A software update to the FAA's Terminal Flight Data Manager (TFDM) system has the ability to significantly improve the pre-departure process for airlines at busy hub airports throughout the U.S. (Charlotte Douglas International Airport)
The Federal Aviation Administration (FAA) and National Aeronautics and Space Administration (NASA) are ready for the initial roll out of an air traffic system software update designed to significantly improve the pre-departure process for aircraft at busy hub airports.
According to a Sept. 28 announcement, the software update is being added to the FAA's Terminal Flight Data Manager (TFDM) system as a way to enhance its ability to calculate gate pushbacks at busy hub airports so that each plane can roll directly to the runway and to take off. FAA and NASA are ready to to introduce the software update out at 27 hub airports across the country after testing it for nearly four years at its NextGen group, airlines’ airport operations and FAA radar facilities in Charlotte and Dallas/Fort Worth and the Atlanta and Washington, D.C., centers handling high-altitude en route flights.
The goal of the program is to eliminate the need for airlines to wait or make intermittent stops along the ramp.
“When you are ready to go, you want to go. Waiting in line on a taxiway is not part of the flight plan,” FAA Assistant Administrator for NextGen Pamela Whitley said in a statement. “Through a productive partnership between the FAA, NASA and the airlines, we now have technology that brings better predictability of aircraft movements on and above our busiest airports. This will yield benefits for air travelers and for the environment.”
TFDM is an airport surface management platform that the FAA developed as part of its NextGen air traffic modernization program to establish a data exchange and processing architecture for air traffic tower operations. The system includes a taxi route generator and a suite of tools for sequencing and scheduling, route-assignment, departure route viability and airport configuration among other capabilities.
Now, the FAA is claiming that the new software update will give TFDM the ability to predict the timing at which an aircraft preparing for departure should pushback and takeoff without stopping to allow for other departures or inbound aircraft along the way. Data published by the agency based on testing of the software at Charlotte Douglas International Airport demonstrated its ability to reduce taxi times that helped save "more than 275,000 gallons of fuel annually, equivalent to the fuel burn of 185 flights between New York and Chicago by a Boeing 737."
The software was also able to reduce delays by 916 hours, or the equivalence of "shaving 15 minutes of waiting time on a taxiway for more than 3,600 departing flights," according to the agency.
“The proof is in the pudding. This air traffic scheduling technology enhances aircraft efficiency and improves dependability for passengers every day. I’m excited that the software NASA developed for air traffic controllers and airlines will be soon rolled out at airports across the country and know the results will continue to be extraordinary," NASA Administrator Bill Nelson said in a statement.

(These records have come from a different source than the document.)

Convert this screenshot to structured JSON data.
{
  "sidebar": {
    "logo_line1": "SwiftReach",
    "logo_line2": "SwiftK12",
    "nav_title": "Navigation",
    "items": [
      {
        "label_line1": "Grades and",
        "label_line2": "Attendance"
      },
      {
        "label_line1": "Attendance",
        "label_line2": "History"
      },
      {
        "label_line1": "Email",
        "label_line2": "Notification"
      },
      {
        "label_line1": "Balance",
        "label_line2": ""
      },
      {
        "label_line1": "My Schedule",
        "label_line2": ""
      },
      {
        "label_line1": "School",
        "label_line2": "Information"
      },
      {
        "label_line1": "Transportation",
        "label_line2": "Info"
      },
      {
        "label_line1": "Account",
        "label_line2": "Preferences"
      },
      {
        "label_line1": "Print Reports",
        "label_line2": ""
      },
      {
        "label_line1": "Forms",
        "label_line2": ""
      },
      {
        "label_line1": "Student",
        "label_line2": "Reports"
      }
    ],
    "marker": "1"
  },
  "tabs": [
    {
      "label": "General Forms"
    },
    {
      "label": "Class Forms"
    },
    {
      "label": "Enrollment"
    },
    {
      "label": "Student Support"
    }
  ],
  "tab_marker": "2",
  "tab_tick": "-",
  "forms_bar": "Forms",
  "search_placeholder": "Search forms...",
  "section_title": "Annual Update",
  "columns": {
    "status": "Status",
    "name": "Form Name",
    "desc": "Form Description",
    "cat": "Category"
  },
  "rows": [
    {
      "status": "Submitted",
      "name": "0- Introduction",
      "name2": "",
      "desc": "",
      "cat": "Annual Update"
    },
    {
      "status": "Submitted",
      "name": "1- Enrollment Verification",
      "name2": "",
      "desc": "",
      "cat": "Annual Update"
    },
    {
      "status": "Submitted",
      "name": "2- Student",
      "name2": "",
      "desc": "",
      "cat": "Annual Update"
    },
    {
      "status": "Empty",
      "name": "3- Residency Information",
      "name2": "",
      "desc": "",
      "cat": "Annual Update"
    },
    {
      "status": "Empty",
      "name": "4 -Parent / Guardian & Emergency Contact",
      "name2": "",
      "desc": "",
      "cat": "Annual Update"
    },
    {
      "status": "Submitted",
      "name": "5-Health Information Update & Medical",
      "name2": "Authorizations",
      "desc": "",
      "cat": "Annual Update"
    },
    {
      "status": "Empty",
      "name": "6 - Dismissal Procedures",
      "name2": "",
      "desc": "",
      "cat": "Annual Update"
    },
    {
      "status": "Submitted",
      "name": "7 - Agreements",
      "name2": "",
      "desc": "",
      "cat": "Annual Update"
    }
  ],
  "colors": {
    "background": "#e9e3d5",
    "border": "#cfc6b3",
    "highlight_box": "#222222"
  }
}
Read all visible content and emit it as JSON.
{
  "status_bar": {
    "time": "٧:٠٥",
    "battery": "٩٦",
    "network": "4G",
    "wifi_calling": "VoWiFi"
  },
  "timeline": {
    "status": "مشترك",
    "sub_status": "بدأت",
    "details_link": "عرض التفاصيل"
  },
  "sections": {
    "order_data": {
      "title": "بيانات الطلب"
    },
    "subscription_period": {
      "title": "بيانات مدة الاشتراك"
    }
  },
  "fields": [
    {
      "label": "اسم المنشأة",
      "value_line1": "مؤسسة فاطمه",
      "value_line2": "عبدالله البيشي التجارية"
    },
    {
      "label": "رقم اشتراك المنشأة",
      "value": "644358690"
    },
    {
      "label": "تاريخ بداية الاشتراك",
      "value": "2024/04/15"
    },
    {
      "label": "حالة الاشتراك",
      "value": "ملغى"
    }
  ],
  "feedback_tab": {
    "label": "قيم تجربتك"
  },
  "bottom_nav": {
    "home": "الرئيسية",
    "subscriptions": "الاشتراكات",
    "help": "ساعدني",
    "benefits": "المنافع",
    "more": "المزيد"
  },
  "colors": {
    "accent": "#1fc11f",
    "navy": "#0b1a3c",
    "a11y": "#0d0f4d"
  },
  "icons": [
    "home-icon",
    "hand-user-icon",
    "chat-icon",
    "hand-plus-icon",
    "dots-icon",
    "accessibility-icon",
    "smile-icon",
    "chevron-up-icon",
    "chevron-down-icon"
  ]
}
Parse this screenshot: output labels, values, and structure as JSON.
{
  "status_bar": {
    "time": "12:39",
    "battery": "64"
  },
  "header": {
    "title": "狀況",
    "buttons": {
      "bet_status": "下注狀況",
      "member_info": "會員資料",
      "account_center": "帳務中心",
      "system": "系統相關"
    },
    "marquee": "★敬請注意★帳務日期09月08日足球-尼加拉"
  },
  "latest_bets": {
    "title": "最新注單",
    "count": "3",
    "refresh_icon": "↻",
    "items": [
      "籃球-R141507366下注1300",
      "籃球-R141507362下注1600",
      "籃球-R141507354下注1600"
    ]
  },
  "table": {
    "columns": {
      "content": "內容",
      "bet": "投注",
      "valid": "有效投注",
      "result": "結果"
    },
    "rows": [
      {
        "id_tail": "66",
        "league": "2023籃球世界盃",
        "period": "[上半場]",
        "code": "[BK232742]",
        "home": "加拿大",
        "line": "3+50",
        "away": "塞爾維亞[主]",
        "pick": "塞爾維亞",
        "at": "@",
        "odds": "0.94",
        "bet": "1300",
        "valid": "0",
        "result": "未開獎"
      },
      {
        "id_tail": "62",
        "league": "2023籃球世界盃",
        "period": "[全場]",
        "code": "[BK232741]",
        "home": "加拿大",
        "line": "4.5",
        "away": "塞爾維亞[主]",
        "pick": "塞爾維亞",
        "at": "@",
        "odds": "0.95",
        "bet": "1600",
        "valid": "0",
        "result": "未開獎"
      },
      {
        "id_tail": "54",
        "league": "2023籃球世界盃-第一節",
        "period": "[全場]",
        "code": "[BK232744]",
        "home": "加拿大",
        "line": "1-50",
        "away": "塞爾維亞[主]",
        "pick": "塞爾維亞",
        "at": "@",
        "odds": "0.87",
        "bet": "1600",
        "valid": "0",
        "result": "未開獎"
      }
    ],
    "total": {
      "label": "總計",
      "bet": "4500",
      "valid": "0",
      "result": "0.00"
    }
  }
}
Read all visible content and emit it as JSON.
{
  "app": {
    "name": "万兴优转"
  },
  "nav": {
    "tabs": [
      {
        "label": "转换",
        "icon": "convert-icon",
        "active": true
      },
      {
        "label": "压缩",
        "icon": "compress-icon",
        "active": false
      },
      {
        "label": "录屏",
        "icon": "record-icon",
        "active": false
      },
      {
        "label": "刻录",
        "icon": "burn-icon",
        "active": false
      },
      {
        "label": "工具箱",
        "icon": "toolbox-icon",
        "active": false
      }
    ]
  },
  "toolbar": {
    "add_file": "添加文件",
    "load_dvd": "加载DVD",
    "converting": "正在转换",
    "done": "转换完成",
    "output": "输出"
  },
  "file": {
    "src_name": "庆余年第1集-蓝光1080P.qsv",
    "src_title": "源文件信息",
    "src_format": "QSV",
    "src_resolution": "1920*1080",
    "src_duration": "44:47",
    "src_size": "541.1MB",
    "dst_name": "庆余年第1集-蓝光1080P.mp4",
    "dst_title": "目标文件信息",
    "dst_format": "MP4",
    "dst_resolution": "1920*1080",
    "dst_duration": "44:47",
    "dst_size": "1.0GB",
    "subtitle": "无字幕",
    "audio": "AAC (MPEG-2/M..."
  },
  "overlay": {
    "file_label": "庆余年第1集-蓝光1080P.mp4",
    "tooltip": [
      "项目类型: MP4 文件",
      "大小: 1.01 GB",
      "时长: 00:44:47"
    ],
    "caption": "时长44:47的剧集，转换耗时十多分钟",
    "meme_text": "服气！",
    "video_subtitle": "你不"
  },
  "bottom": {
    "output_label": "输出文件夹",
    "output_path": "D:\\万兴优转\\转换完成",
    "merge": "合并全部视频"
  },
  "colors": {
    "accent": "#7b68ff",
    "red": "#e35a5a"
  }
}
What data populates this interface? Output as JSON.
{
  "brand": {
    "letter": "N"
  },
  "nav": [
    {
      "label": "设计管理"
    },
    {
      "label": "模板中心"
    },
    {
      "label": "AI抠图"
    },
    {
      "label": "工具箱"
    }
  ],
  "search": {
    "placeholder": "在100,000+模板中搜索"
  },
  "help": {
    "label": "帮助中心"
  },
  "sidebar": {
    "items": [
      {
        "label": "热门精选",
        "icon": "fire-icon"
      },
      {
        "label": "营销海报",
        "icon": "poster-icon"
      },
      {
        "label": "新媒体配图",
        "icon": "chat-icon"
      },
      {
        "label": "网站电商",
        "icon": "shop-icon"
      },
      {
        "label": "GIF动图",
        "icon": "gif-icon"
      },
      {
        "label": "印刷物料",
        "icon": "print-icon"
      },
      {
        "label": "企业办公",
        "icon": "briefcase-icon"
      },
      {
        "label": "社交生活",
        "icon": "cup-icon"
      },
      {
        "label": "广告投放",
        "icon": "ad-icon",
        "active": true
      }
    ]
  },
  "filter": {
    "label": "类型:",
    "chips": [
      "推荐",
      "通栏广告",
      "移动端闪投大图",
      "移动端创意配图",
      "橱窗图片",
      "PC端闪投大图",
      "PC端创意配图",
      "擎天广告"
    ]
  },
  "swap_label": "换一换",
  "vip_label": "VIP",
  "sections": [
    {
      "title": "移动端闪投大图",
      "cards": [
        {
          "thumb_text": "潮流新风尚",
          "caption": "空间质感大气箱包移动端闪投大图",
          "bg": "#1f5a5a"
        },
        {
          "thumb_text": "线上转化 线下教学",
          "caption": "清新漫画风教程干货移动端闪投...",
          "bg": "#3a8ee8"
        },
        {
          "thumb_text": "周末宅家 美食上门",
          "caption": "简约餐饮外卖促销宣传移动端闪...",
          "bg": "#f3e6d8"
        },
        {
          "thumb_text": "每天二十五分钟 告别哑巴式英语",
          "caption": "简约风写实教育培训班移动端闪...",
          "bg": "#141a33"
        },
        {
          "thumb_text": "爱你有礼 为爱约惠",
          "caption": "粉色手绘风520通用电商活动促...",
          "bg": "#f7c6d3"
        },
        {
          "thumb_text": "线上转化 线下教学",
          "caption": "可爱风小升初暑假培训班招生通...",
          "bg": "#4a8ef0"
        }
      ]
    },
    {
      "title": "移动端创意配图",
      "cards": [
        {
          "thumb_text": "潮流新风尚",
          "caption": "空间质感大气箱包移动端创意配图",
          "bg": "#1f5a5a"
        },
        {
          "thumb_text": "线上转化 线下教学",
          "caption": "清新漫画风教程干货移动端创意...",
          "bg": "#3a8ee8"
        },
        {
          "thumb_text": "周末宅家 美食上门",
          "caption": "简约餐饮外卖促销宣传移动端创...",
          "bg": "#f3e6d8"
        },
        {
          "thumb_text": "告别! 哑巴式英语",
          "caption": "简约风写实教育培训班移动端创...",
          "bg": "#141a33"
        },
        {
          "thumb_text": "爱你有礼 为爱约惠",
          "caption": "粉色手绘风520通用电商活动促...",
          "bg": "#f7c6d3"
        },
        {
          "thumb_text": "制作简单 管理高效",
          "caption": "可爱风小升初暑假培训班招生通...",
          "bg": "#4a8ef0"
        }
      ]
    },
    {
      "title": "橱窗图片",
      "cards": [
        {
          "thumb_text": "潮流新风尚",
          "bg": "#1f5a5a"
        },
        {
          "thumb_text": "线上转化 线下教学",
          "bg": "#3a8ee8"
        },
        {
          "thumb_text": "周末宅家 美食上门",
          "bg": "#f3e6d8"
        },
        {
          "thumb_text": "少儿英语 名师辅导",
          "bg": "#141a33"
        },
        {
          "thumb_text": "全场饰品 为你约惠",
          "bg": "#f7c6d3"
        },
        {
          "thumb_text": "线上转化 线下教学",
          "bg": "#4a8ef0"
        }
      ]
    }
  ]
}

The airports currently expected to be part of the rollout include:
- Chicago Midway
- Chicago O’Hare
- Dallas-Ft. Worth
- Fort Lauderdale Houston Bush
- Las Vegas
- Los Angeles
- Minneapolis-St. Paul
- New York JFK
- New York La Guardia
- Salt Lake City
- San Diego
- San Francisco
- Washington Dulles
- Washington Reagan National